Categories: Movies, Ugly Tags: Alan Cumming, Anton Yelchin, B.J. Novak, cartoons to film, Frank Welker, Fred Armisen, Gary Basaraba, George Lopez, Hank Azaria, In Glorious 3D!, Jayma Mays, Jeff Foxworthy, Joan Rivers, Joel McCrary, John Kassir, John Oliver, Jonathan Winters, Katy Perry, Kenan Thompson, Mr. Krinkle, Neil Patrick Harris, Paul Reubens, Raja Gosnell, Sofía Vergara, Tars sells out!, Tom Kane, Wolfgang Puck
Directed by James Wong
Written by Ben Ramsey
Dragonball is a famous manga and anime series from Japan that has fans all over the world. I am not one of those fans so I don’t give a crap how they deviated from the source material. If you just want to read a review that complains about that stuff, then I am sorry, this is not the review for you. If you want to read a review that complains about other stupid stuff and yet still gives the film a fairly positive review, then you have hit the jackpot. Also, there is a monkeyman in this movie, and a CGI dragon. Just saying.
Dragonball the anime is about some dudes who spend 99% of the show charging up for the 1% where they fight and someone gets blasted only for them to fight next week after more charging up. It is the most popular show that has ever existed in the world. The movie decided to ignore the charging up and instead do some sort of “Find the Dragonballs!” plot. Fine with me. The film then basically becomes a low-rent Star Wars ripoff, or at least that same stupid farmboy mythology that everyone does. Sure, that legend has been around forever and Star Wars is known for borrowing elements wholesale from other myths itself, but all of those stories now just end up being compared to Star Wars, like it or not.
And where were the fistcams we were told about? I don’t remember any fistcams in the film. Maybe they realized it looked stupid.

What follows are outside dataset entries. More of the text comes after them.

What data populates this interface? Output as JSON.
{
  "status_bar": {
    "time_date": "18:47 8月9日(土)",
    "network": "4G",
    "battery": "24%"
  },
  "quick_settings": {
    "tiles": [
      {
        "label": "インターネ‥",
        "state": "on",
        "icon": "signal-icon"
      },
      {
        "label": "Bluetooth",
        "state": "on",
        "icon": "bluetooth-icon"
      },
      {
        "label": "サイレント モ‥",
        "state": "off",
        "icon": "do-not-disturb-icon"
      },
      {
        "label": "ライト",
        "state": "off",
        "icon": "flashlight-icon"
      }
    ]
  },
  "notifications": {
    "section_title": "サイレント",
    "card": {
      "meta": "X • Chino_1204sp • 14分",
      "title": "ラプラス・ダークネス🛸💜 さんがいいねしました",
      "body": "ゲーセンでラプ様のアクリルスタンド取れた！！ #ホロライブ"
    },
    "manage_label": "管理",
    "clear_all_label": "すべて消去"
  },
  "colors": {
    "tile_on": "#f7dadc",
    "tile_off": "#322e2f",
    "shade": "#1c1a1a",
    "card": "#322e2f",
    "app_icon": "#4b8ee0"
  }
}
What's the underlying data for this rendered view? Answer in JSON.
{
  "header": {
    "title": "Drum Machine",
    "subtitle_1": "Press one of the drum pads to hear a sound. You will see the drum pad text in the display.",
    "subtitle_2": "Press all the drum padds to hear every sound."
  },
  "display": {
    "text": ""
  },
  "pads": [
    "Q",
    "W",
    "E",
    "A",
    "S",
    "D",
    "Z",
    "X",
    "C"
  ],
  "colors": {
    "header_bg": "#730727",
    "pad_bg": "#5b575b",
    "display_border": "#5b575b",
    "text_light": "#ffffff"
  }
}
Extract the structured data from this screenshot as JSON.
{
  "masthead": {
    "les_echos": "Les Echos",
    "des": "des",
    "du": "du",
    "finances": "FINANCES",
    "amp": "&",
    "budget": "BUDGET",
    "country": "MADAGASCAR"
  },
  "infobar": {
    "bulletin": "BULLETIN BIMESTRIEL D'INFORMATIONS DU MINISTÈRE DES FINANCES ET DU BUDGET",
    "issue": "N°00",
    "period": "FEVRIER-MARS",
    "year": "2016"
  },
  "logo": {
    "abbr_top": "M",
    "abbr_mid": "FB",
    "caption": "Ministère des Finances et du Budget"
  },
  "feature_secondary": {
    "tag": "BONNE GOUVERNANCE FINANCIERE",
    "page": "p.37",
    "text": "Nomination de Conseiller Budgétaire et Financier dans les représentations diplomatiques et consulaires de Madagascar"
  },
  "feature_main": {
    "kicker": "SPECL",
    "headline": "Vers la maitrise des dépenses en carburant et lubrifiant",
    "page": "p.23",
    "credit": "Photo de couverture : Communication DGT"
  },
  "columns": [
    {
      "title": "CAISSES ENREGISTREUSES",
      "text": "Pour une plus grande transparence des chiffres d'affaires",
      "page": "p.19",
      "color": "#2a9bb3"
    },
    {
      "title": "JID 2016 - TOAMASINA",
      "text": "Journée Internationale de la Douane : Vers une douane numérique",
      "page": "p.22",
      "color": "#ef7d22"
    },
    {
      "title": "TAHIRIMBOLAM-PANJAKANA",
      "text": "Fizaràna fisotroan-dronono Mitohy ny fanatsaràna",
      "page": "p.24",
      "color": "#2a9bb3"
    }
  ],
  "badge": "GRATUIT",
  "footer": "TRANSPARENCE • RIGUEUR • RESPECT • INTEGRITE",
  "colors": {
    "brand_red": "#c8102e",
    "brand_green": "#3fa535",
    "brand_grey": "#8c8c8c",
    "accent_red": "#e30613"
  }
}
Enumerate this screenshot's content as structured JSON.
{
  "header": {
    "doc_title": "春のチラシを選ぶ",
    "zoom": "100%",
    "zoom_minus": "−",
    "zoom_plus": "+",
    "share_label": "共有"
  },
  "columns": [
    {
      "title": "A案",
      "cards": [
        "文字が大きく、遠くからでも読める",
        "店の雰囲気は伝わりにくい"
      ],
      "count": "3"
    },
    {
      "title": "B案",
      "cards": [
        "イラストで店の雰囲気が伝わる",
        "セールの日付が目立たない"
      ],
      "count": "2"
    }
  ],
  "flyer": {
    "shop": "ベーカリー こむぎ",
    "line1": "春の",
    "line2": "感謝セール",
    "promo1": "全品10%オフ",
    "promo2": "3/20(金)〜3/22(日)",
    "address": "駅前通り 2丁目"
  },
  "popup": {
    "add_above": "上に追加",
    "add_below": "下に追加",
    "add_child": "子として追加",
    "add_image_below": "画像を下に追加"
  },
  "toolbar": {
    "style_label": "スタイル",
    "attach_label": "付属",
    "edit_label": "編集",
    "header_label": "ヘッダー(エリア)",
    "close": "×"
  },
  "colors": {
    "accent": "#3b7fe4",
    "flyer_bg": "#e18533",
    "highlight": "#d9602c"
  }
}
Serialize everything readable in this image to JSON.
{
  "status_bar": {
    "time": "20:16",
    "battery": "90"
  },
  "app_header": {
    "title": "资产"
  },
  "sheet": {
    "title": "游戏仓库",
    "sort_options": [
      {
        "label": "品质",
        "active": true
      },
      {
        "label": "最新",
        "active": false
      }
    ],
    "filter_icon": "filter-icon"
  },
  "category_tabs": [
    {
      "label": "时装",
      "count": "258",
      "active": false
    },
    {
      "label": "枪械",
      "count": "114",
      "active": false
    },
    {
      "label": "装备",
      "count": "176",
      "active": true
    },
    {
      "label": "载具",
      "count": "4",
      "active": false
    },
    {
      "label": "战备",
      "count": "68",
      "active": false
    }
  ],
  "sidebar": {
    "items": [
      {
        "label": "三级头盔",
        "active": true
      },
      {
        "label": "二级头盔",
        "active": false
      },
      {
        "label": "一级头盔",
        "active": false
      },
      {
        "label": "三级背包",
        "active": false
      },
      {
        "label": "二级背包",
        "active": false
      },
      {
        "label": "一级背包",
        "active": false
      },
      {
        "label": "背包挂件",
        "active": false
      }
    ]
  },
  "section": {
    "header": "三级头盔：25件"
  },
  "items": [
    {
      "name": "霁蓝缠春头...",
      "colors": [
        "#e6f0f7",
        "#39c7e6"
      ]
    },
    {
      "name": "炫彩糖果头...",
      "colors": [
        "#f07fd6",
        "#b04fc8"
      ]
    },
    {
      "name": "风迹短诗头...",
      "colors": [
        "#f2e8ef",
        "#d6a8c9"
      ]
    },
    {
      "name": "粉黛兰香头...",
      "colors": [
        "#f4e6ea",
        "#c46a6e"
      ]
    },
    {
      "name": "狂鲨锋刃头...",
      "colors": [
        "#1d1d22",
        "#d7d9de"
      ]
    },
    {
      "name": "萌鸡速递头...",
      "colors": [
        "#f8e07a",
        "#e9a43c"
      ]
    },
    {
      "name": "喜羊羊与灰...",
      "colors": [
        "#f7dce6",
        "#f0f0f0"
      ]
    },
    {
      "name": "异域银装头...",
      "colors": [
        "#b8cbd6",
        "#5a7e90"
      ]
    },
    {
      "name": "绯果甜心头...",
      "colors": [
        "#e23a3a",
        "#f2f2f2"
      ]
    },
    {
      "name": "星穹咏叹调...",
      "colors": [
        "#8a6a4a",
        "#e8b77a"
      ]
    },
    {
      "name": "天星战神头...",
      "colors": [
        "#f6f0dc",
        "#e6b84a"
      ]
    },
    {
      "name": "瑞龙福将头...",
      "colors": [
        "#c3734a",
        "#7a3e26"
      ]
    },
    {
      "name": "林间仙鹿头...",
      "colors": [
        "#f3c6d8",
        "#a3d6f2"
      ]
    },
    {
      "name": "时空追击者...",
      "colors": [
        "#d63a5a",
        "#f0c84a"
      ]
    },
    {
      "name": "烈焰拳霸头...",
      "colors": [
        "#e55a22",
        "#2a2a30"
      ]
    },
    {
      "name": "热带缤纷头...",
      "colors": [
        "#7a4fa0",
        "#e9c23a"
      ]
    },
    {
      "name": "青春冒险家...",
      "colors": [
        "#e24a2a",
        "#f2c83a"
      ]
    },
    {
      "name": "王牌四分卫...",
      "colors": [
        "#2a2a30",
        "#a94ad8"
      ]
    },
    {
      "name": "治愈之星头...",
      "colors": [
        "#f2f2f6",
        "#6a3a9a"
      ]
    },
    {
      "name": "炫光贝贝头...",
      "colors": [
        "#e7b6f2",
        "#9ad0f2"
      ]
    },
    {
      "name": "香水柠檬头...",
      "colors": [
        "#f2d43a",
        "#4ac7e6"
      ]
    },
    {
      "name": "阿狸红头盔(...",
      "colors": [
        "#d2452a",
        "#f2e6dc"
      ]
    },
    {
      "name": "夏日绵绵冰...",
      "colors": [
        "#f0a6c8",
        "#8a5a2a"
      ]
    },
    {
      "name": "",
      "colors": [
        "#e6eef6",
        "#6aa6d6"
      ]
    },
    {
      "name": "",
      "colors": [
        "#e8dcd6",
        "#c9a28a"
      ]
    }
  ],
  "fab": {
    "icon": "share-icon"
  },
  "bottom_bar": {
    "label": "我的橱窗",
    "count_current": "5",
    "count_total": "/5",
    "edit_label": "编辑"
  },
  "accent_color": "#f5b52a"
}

Justin Chatwin does a good job with the normal teenager parts, but the sections where he is vowing revenge, questioning people about stuff in the dragonball mythology, or calling upon dragons to resurrect his master all come off as very badly acted. He just isn’t a good genre actor at this point, but he would be find chatting up some girl on 90210 or something.